▶ _Work to complete_: All lines holding the word "Chaosium" should be located in the records and copied.

**** Information given

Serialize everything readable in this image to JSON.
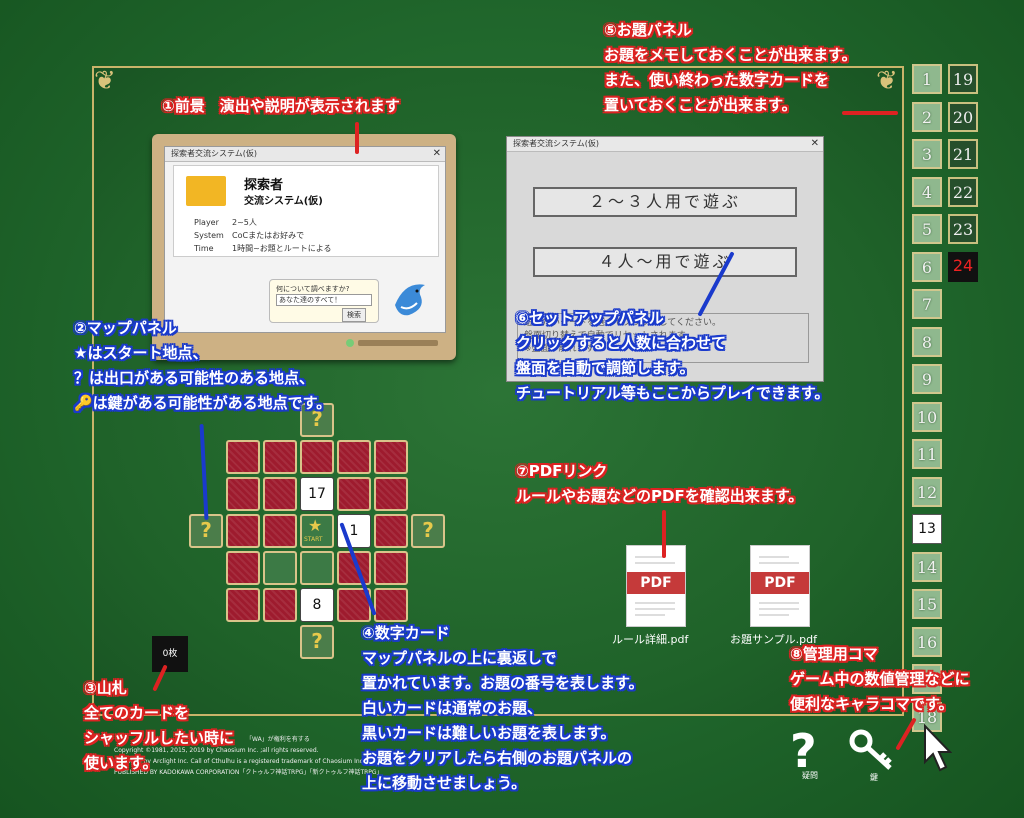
{
  "annotations": {
    "foreground": {
      "title": "①前景　演出や説明が表示されます"
    },
    "map": {
      "title": "②マップパネル",
      "lines": [
        "★はスタート地点、",
        "？は出口がある可能性のある地点、",
        "🔑は鍵がある可能性がある地点です。"
      ]
    },
    "deck": {
      "title": "③山札",
      "lines": [
        "全てのカードを",
        "シャッフルしたい時に",
        "使います。"
      ]
    },
    "number_card": {
      "title": "④数字カード",
      "lines": [
        "マップパネルの上に裏返しで",
        "置かれています。お題の番号を表します。",
        "白いカードは通常のお題、",
        "黒いカードは難しいお題を表します。",
        "お題をクリアしたら右側のお題パネルの",
        "上に移動させましょう。"
      ]
    },
    "theme_panel": {
      "title": "⑤お題パネル",
      "lines": [
        "お題をメモしておくことが出来ます。",
        "また、使い終わった数字カードを",
        "置いておくことが出来ます。"
      ]
    },
    "setup": {
      "title": "⑥セットアップパネル",
      "lines": [
        "クリックすると人数に合わせて",
        "盤面を自動で調節します。",
        "チュートリアル等もここからプレイできます。"
      ]
    },
    "pdf": {
      "title": "⑦PDFリンク",
      "lines": [
        "ルールやお題などのPDFを確認出来ます。"
      ]
    },
    "pieces": {
      "title": "⑧管理用コマ",
      "lines": [
        "ゲーム中の数値管理などに",
        "便利なキャラコマです。"
      ]
    }
  },
  "foreground_window": {
    "title": "探索者交流システム(仮)",
    "heading": "探索者",
    "subheading": "交流システム(仮)",
    "rows": [
      {
        "label": "Player",
        "value": "2~5人"
      },
      {
        "label": "System",
        "value": "CoCまたはお好みで"
      },
      {
        "label": "Time",
        "value": "1時間~お題とルートによる"
      }
    ],
    "bubble_question": "何について調べますか?",
    "bubble_answer": "あなた達のすべて！",
    "search_button": "検索"
  },
  "setup_window": {
    "title": "探索者交流システム(仮)",
    "button_2_3": "２～３人用で遊ぶ",
    "button_4": "４人～用で遊ぶ",
    "hint_line1": "遊びたいモードを選んでクリックしてください。",
    "hint_line2": "盤面切り替えで自動でリセットされます。",
    "hint_line3": "※盤面が崩れます。"
  },
  "map_board": {
    "cards": {
      "top": "17",
      "right": "1",
      "bottom": "8"
    },
    "start_label": "START"
  },
  "deck": {
    "label": "0枚"
  },
  "theme_panel": {
    "left": [
      "1",
      "2",
      "3",
      "4",
      "5",
      "6",
      "7",
      "8",
      "9",
      "10",
      "11",
      "12",
      "13",
      "14",
      "15",
      "16",
      "17",
      "18"
    ],
    "right": [
      "19",
      "20",
      "21",
      "22",
      "23",
      "24"
    ],
    "white_card": "13",
    "black_card": "24"
  },
  "pdf_links": [
    {
      "label": "ルール詳細.pdf"
    },
    {
      "label": "お題サンプル.pdf"
    }
  ],
  "pdf_icon_text": "PDF",
  "pieces": {
    "question_label": "疑問",
    "key_label": "鍵"
  },
  "copyright": {
    "line1": "「WA」が権利を有する",
    "line2": "Copyright ©1981, 2015, 2019 by Chaosium Inc. ;all rights reserved.",
    "line3": "Arranged by Arclight Inc. Call of Cthulhu is a registered trademark of Chaosium Inc.",
    "line4": "PUBLISHED BY KADOKAWA CORPORATION「クトゥルフ神話TRPG」「新クトゥルフ神話TRPG」"
  },
  "colors": {
    "felt": "#226a2e",
    "annotation_red": "#d22",
    "annotation_blue": "#1a3acc",
    "card_red": "#9e1b2e",
    "gold": "#d9c48a"
  }
}
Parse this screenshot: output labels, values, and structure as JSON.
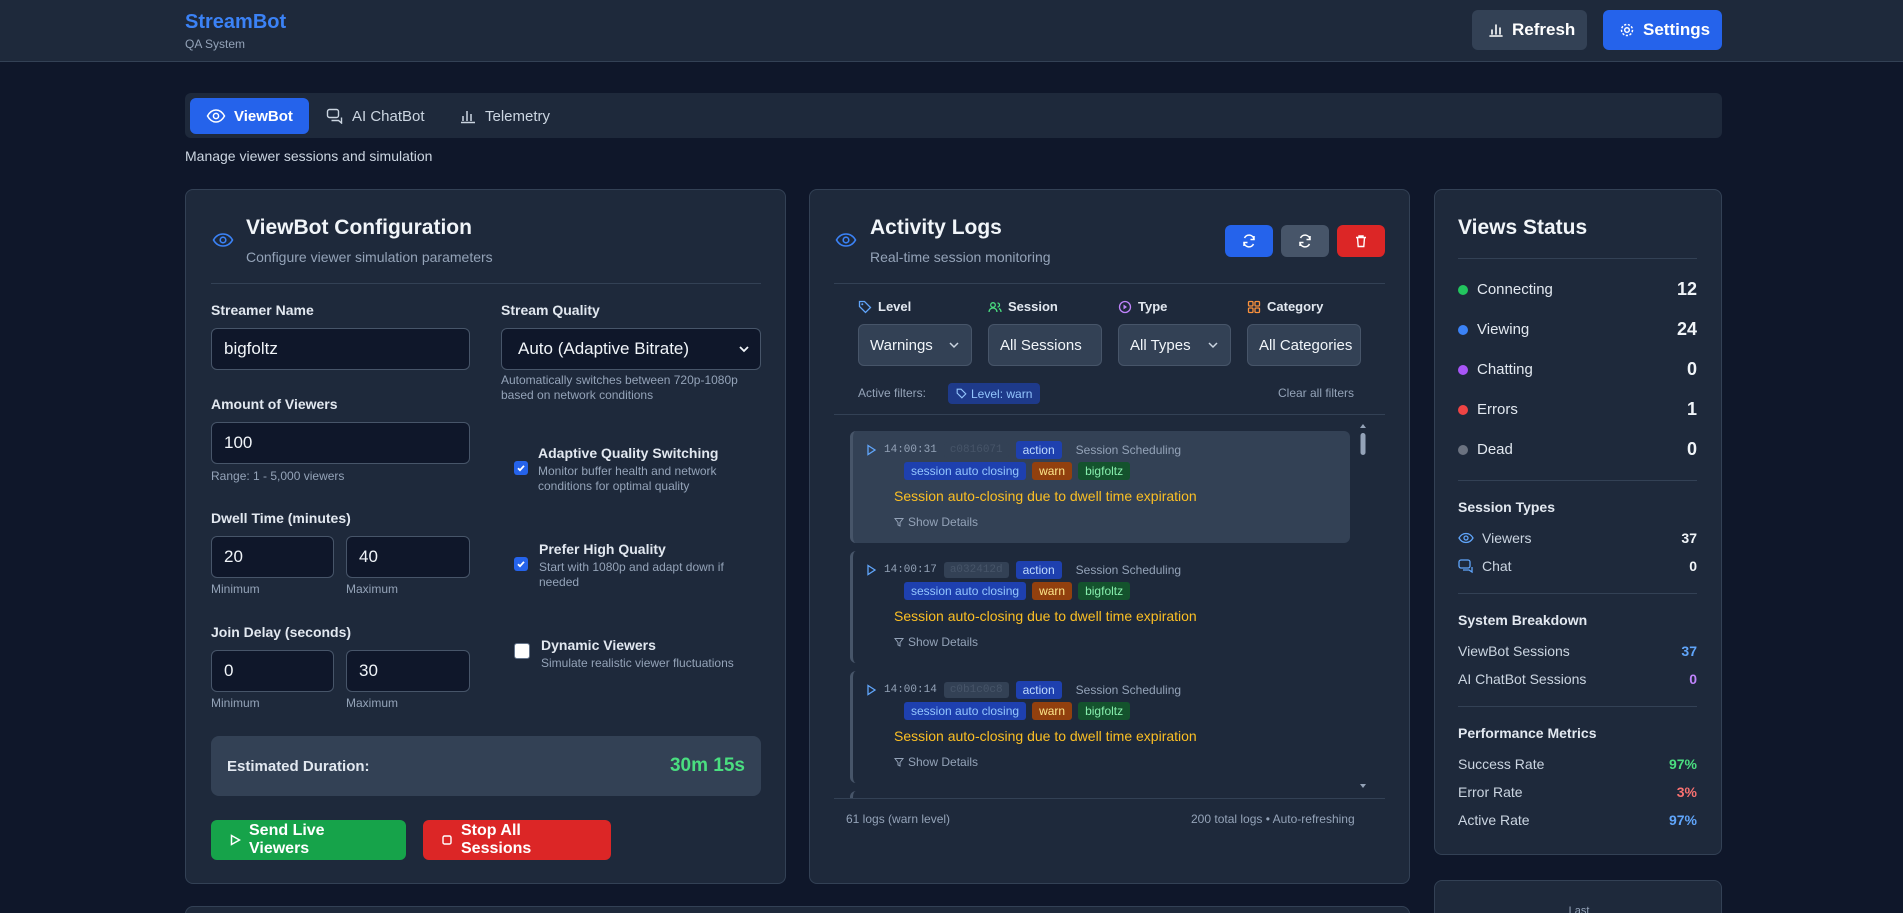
{
  "header": {
    "brand": "StreamBot",
    "brand_sub": "QA System",
    "refresh_label": "Refresh",
    "settings_label": "Settings"
  },
  "tabs": [
    {
      "label": "ViewBot",
      "icon": "eye-icon"
    },
    {
      "label": "AI ChatBot",
      "icon": "chat-icon"
    },
    {
      "label": "Telemetry",
      "icon": "bar-chart-icon"
    }
  ],
  "page_subtitle": "Manage viewer sessions and simulation",
  "config": {
    "title": "ViewBot Configuration",
    "subtitle": "Configure viewer simulation parameters",
    "streamer_name_label": "Streamer Name",
    "streamer_name_value": "bigfoltz",
    "stream_quality_label": "Stream Quality",
    "stream_quality_value": "Auto (Adaptive Bitrate)",
    "stream_quality_hint": "Automatically switches between 720p-1080p based on network conditions",
    "viewers_label": "Amount of Viewers",
    "viewers_value": "100",
    "viewers_hint": "Range: 1 - 5,000 viewers",
    "dwell_label": "Dwell Time (minutes)",
    "dwell_min": "20",
    "dwell_max": "40",
    "join_label": "Join Delay (seconds)",
    "join_min": "0",
    "join_max": "30",
    "minimum": "Minimum",
    "maximum": "Maximum",
    "adaptive_title": "Adaptive Quality Switching",
    "adaptive_desc": "Monitor buffer health and network conditions for optimal quality",
    "adaptive_checked": true,
    "prefer_title": "Prefer High Quality",
    "prefer_desc": "Start with 1080p and adapt down if needed",
    "prefer_checked": true,
    "dynamic_title": "Dynamic Viewers",
    "dynamic_desc": "Simulate realistic viewer fluctuations",
    "dynamic_checked": false,
    "estimated_label": "Estimated Duration:",
    "estimated_value": "30m 15s",
    "send_label": "Send Live Viewers",
    "stop_label": "Stop All Sessions"
  },
  "logs": {
    "title": "Activity Logs",
    "subtitle": "Real-time session monitoring",
    "filters": {
      "level_label": "Level",
      "level_value": "Warnings",
      "session_label": "Session",
      "session_value": "All Sessions",
      "type_label": "Type",
      "type_value": "All Types",
      "category_label": "Category",
      "category_value": "All Categories"
    },
    "active_filters_label": "Active filters:",
    "active_filter_chip": "Level: warn",
    "clear_filters": "Clear all filters",
    "entries": [
      {
        "time": "14:00:31",
        "session": "c0816071",
        "type": "action",
        "category": "Session Scheduling",
        "tags": [
          "session auto closing",
          "warn",
          "bigfoltz"
        ],
        "message": "Session auto-closing due to dwell time expiration",
        "details": "Show Details"
      },
      {
        "time": "14:00:17",
        "session": "a032412d",
        "type": "action",
        "category": "Session Scheduling",
        "tags": [
          "session auto closing",
          "warn",
          "bigfoltz"
        ],
        "message": "Session auto-closing due to dwell time expiration",
        "details": "Show Details"
      },
      {
        "time": "14:00:14",
        "session": "c0b1c0c8",
        "type": "action",
        "category": "Session Scheduling",
        "tags": [
          "session auto closing",
          "warn",
          "bigfoltz"
        ],
        "message": "Session auto-closing due to dwell time expiration",
        "details": "Show Details"
      }
    ],
    "footer_left": "61 logs (warn level)",
    "footer_right": "200 total logs • Auto-refreshing"
  },
  "status": {
    "title": "Views Status",
    "items": [
      {
        "label": "Connecting",
        "value": "12",
        "color": "#22c55e"
      },
      {
        "label": "Viewing",
        "value": "24",
        "color": "#3b82f6"
      },
      {
        "label": "Chatting",
        "value": "0",
        "color": "#a855f7"
      },
      {
        "label": "Errors",
        "value": "1",
        "color": "#ef4444"
      },
      {
        "label": "Dead",
        "value": "0",
        "color": "#6b7280"
      }
    ],
    "session_types_title": "Session Types",
    "viewers_label": "Viewers",
    "viewers_value": "37",
    "chat_label": "Chat",
    "chat_value": "0",
    "breakdown_title": "System Breakdown",
    "viewbot_sessions_label": "ViewBot Sessions",
    "viewbot_sessions_value": "37",
    "chatbot_sessions_label": "AI ChatBot Sessions",
    "chatbot_sessions_value": "0",
    "perf_title": "Performance Metrics",
    "success_label": "Success Rate",
    "success_value": "97%",
    "error_label": "Error Rate",
    "error_value": "3%",
    "active_label": "Active Rate",
    "active_value": "97%",
    "last_label": "Last"
  }
}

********

▶ _Solved problem_:
    "line2": "Copyright ©1981, 2015, 2019 by Chaosium Inc. ;all rights reserved.",
    "line3": "Arranged by Arclight Inc. Call of Cthulhu is a registered trademark of Chaosium Inc.",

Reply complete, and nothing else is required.